Saved entries
Segment Open

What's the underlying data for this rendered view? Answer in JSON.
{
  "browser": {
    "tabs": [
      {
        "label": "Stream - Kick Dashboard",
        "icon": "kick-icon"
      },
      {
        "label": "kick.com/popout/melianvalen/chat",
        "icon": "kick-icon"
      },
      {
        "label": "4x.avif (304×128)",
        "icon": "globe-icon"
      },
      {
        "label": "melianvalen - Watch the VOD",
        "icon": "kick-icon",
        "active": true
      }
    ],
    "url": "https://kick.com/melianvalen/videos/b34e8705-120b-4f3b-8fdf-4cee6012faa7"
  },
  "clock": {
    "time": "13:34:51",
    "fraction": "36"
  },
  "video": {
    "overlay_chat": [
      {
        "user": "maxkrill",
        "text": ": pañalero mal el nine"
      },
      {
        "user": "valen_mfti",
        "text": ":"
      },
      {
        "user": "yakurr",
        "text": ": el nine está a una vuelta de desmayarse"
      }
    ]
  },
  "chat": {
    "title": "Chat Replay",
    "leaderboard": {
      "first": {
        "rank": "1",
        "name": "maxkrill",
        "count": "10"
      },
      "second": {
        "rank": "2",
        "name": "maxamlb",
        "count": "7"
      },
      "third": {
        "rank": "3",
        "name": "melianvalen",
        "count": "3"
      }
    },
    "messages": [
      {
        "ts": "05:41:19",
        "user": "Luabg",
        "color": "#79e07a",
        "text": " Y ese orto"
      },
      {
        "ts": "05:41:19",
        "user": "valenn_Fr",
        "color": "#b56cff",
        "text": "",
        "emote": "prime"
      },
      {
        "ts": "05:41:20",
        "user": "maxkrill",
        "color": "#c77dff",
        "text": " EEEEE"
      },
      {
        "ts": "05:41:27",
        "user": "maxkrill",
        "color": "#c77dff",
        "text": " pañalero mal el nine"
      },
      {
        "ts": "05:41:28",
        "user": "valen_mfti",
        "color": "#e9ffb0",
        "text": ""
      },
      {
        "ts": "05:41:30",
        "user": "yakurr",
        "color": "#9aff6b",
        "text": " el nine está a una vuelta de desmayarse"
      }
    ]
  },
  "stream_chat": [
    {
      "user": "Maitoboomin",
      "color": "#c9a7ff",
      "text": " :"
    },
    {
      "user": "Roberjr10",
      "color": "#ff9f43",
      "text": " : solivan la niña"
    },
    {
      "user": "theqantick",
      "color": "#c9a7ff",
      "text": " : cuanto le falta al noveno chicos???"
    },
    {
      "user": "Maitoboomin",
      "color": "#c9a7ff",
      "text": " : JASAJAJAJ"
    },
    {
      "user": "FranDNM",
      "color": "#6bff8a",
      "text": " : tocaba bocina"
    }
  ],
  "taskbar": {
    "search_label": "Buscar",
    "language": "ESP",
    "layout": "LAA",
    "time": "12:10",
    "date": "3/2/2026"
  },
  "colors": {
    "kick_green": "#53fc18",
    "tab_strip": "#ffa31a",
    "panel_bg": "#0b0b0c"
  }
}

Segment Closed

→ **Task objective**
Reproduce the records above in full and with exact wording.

→ **Output below**
What's the underlying data for this rendered view? Answer in JSON.
{
  "browser": {
    "tabs": [
      {
        "label": "Stream - Kick Dashboard",
        "icon": "kick-icon"
      },
      {
        "label": "kick.com/popout/melianvalen/chat",
        "icon": "kick-icon"
      },
      {
        "label": "4x.avif (304×128)",
        "icon": "globe-icon"
      },
      {
        "label": "melianvalen - Watch the VOD",
        "icon": "kick-icon",
        "active": true
      }
    ],
    "url": "https://kick.com/melianvalen/videos/b34e8705-120b-4f3b-8fdf-4cee6012faa7"
  },
  "clock": {
    "time": "13:34:51",
    "fraction": "36"
  },
  "video": {
    "overlay_chat": [
      {
        "user": "maxkrill",
        "text": ": pañalero mal el nine"
      },
      {
        "user": "valen_mfti",
        "text": ":"
      },
      {
        "user": "yakurr",
        "text": ": el nine está a una vuelta de desmayarse"
      }
    ]
  },
  "chat": {
    "title": "Chat Replay",
    "leaderboard": {
      "first": {
        "rank": "1",
        "name": "maxkrill",
        "count": "10"
      },
      "second": {
        "rank": "2",
        "name": "maxamlb",
        "count": "7"
      },
      "third": {
        "rank": "3",
        "name": "melianvalen",
        "count": "3"
      }
    },
    "messages": [
      {
        "ts": "05:41:19",
        "user": "Luabg",
        "color": "#79e07a",
        "text": " Y ese orto"
      },
      {
        "ts": "05:41:19",
        "user": "valenn_Fr",
        "color": "#b56cff",
        "text": "",
        "emote": "prime"
      },
      {
        "ts": "05:41:20",
        "user": "maxkrill",
        "color": "#c77dff",
        "text": " EEEEE"
      },
      {
        "ts": "05:41:27",
        "user": "maxkrill",
        "color": "#c77dff",
        "text": " pañalero mal el nine"
      },
      {
        "ts": "05:41:28",
        "user": "valen_mfti",
        "color": "#e9ffb0",
        "text": ""
      },
      {
        "ts": "05:41:30",
        "user": "yakurr",
        "color": "#9aff6b",
        "text": " el nine está a una vuelta de desmayarse"
      }
    ]
  },
  "stream_chat": [
    {
      "user": "Maitoboomin",
      "color": "#c9a7ff",
      "text": " :"
    },
    {
      "user": "Roberjr10",
      "color": "#ff9f43",
      "text": " : solivan la niña"
    },
    {
      "user": "theqantick",
      "color": "#c9a7ff",
      "text": " : cuanto le falta al noveno chicos???"
    },
    {
      "user": "Maitoboomin",
      "color": "#c9a7ff",
      "text": " : JASAJAJAJ"
    },
    {
      "user": "FranDNM",
      "color": "#6bff8a",
      "text": " : tocaba bocina"
    }
  ],
  "taskbar": {
    "search_label": "Buscar",
    "language": "ESP",
    "layout": "LAA",
    "time": "12:10",
    "date": "3/2/2026"
  },
  "colors": {
    "kick_green": "#53fc18",
    "tab_strip": "#ffa31a",
    "panel_bg": "#0b0b0c"
  }
}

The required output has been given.